*Exercise brief:*
No pictures belong in the copy. Reproduce exactly the lines beginning at the line containing "What data populates" and continuing to the end of the entries below.

*Records for this exercise:*
⟨
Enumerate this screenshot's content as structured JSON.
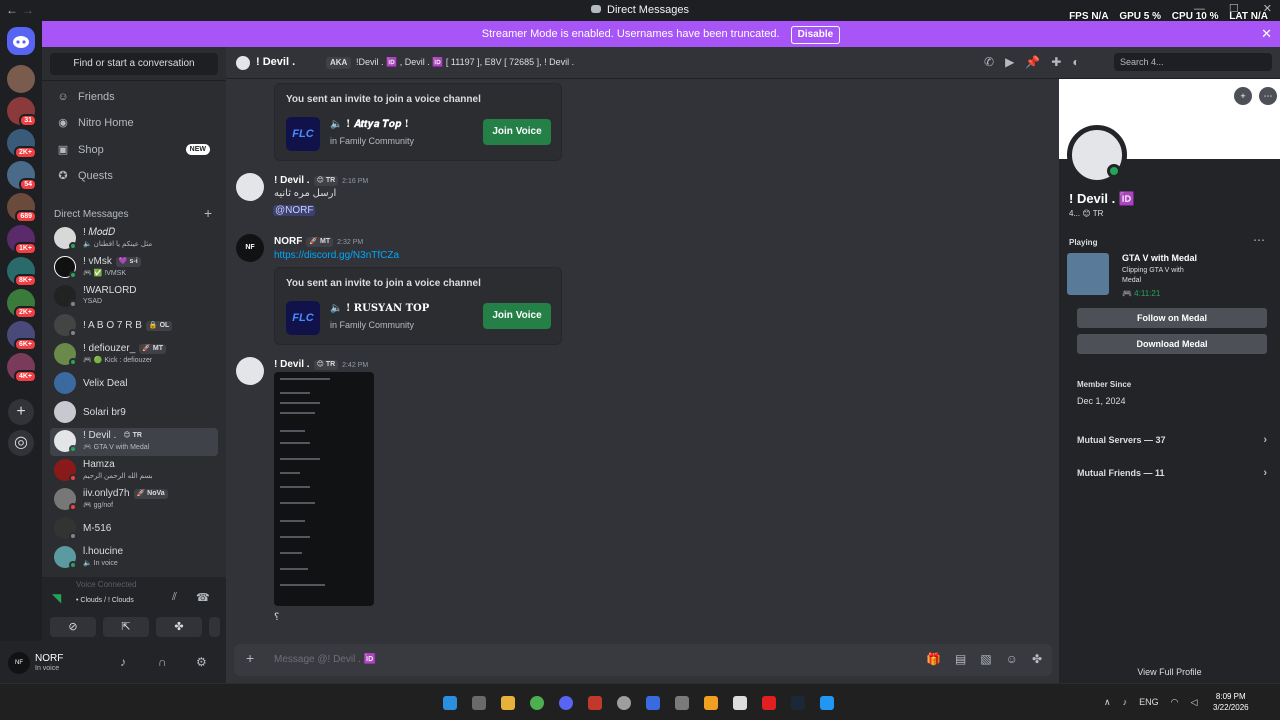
{
  "titlebar": {
    "title": "Direct Messages",
    "back": "←",
    "forward": "→"
  },
  "overlay": {
    "fps_label": "FPS",
    "fps": "N/A",
    "gpu_label": "GPU",
    "gpu": "5 %",
    "cpu_label": "CPU",
    "cpu": "10 %",
    "lat_label": "LAT",
    "lat": "N/A"
  },
  "rail": {
    "badges": [
      "31",
      "2K+",
      "54",
      "689",
      "1K+",
      "8K+",
      "2K+",
      "6K+",
      "4K+"
    ],
    "add_glyph": "+",
    "discover_glyph": "◎"
  },
  "banner": {
    "text": "Streamer Mode is enabled. Usernames have been truncated.",
    "button": "Disable",
    "close": "✕"
  },
  "sidebar": {
    "search_placeholder": "Find or start a conversation",
    "nav": [
      {
        "label": "Friends",
        "icon": "☺"
      },
      {
        "label": "Nitro Home",
        "icon": "◉"
      },
      {
        "label": "Shop",
        "icon": "▣",
        "badge": "NEW"
      },
      {
        "label": "Quests",
        "icon": "✪"
      }
    ],
    "dm_header": "Direct Messages",
    "dm_add": "+",
    "dms": [
      {
        "name": "! 𝑀𝑜𝑑𝐷",
        "sub": "🔈 مثل عينكم يا افطنان",
        "tag": ""
      },
      {
        "name": "! vMsk",
        "sub": "🎮 ✅ !VMSK",
        "tag": "💜 s-i"
      },
      {
        "name": "!WARLORD",
        "sub": "YSAD",
        "tag": ""
      },
      {
        "name": "! A B O 7 R B",
        "sub": "",
        "tag": "🔒 OL"
      },
      {
        "name": "! defiouzer_",
        "sub": "🎮 🟢 Kick : defiouzer",
        "tag": "🚀 MT"
      },
      {
        "name": "Velix Deal",
        "sub": "",
        "tag": ""
      },
      {
        "name": "Solari br9",
        "sub": "",
        "tag": ""
      },
      {
        "name": "! Devil .",
        "sub": "🎮 GTA V with Medal",
        "tag": "😊 TR"
      },
      {
        "name": "Hamza",
        "sub": "بسم الله الرحمن الرحيم",
        "tag": ""
      },
      {
        "name": "iiv.onlyd7h",
        "sub": "🎮 gg/nof",
        "tag": "🚀 NoVa"
      },
      {
        "name": "M-516",
        "sub": "",
        "tag": ""
      },
      {
        "name": "l.houcine",
        "sub": "🔈 In voice",
        "tag": ""
      }
    ]
  },
  "voice": {
    "connected_label": "Voice Connected",
    "channel": "• Clouds / ! Clouds",
    "buttons": [
      "camera-off",
      "screen-share",
      "activities",
      "soundboard"
    ]
  },
  "user": {
    "avatar_text": "NF",
    "name": "NORF",
    "status": "In voice"
  },
  "chat_header": {
    "name": "! Devil .",
    "aka_label": "AKA",
    "aka_names": "!Devil . 🆔 , Devil . 🆔 [ 11197 ], E8V [ 72685 ], ! Devil .",
    "search_placeholder": "Search 4..."
  },
  "messages": {
    "invite1": {
      "header": "You sent an invite to join a voice channel",
      "channel": "! 𝑨𝒕𝒕𝒚𝒂 𝑻𝒐𝒑 !",
      "guild": "in Family Community",
      "join": "Join Voice",
      "logo": "FLC"
    },
    "m1": {
      "author": "! Devil .",
      "tag": "😊 TR",
      "time": "2:16 PM",
      "text": "ارسل مره ثانيه",
      "mention": "@NORF"
    },
    "m2": {
      "author": "NORF",
      "tag": "🚀 MT",
      "time": "2:32 PM",
      "link": "https://discord.gg/N3nTfCZa",
      "avatar_text": "NF"
    },
    "invite2": {
      "header": "You sent an invite to join a voice channel",
      "channel": "! 𝐑𝐔𝐒𝐘𝐀𝐍 𝐓𝐎𝐏",
      "guild": "in Family Community",
      "join": "Join Voice",
      "logo": "FLC"
    },
    "m3": {
      "author": "! Devil .",
      "tag": "😊 TR",
      "time": "2:42 PM",
      "text": "؟"
    }
  },
  "composer": {
    "plus": "+",
    "placeholder": "Message @! Devil . 🆔"
  },
  "profile": {
    "name": "! Devil . 🆔",
    "sub": "4... 😊 TR",
    "playing_label": "Playing",
    "game": "GTA V with Medal",
    "game_detail": "Clipping GTA V with Medal",
    "game_time": "🎮 4:11:21",
    "follow": "Follow on Medal",
    "download": "Download Medal",
    "member_since_label": "Member Since",
    "member_since": "Dec 1, 2024",
    "mutual_servers": "Mutual Servers — 37",
    "mutual_friends": "Mutual Friends — 11",
    "view_full": "View Full Profile"
  },
  "taskbar": {
    "lang": "ENG",
    "time": "8:09 PM",
    "date": "3/22/2026"
  }
}
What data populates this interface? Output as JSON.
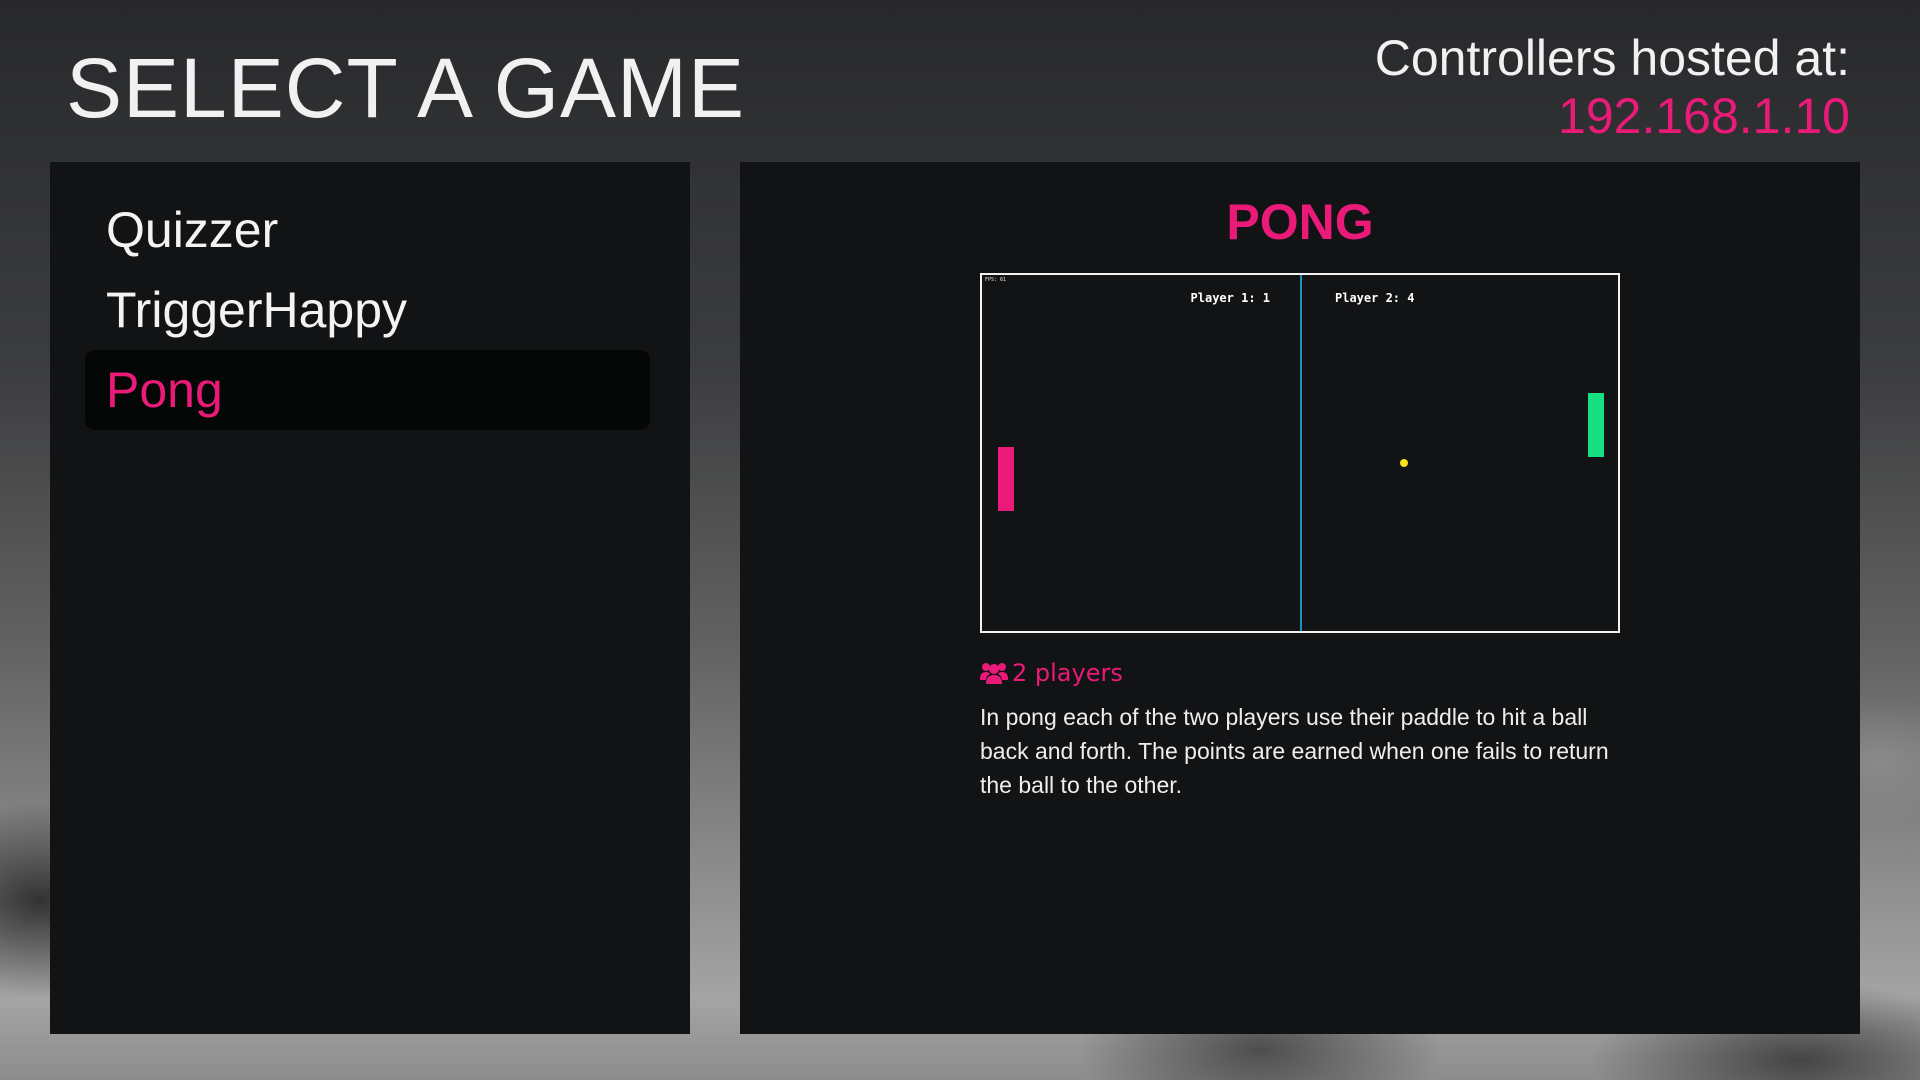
{
  "header": {
    "title": "SELECT A GAME",
    "host_label": "Controllers hosted at:",
    "host_address": "192.168.1.10"
  },
  "games": [
    {
      "label": "Quizzer",
      "selected": false
    },
    {
      "label": "TriggerHappy",
      "selected": false
    },
    {
      "label": "Pong",
      "selected": true
    }
  ],
  "details": {
    "title": "PONG",
    "preview": {
      "fps": "FPS: 61",
      "player1_score": "Player 1: 1",
      "player2_score": "Player 2: 4"
    },
    "players": "2 players",
    "players_icon": "users-icon",
    "description": "In pong each of the two players use their paddle to hit a ball back and forth. The points are earned when one fails to return the ball to the other."
  },
  "colors": {
    "accent": "#ea1a78",
    "panel_bg": "#121315",
    "player1_paddle": "#ea1a78",
    "player2_paddle": "#16e07f",
    "ball": "#f5e51a",
    "center_line": "#1e8ec8"
  }
}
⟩
*Exercise output:*
What data populates this interface? Output as JSON.
{
  "header": {
    "title": "SELECT A GAME",
    "host_label": "Controllers hosted at:",
    "host_address": "192.168.1.10"
  },
  "games": [
    {
      "label": "Quizzer",
      "selected": false
    },
    {
      "label": "TriggerHappy",
      "selected": false
    },
    {
      "label": "Pong",
      "selected": true
    }
  ],
  "details": {
    "title": "PONG",
    "preview": {
      "fps": "FPS: 61",
      "player1_score": "Player 1: 1",
      "player2_score": "Player 2: 4"
    },
    "players": "2 players",
    "players_icon": "users-icon",
    "description": "In pong each of the two players use their paddle to hit a ball back and forth. The points are earned when one fails to return the ball to the other."
  },
  "colors": {
    "accent": "#ea1a78",
    "panel_bg": "#121315",
    "player1_paddle": "#ea1a78",
    "player2_paddle": "#16e07f",
    "ball": "#f5e51a",
    "center_line": "#1e8ec8"
  }
}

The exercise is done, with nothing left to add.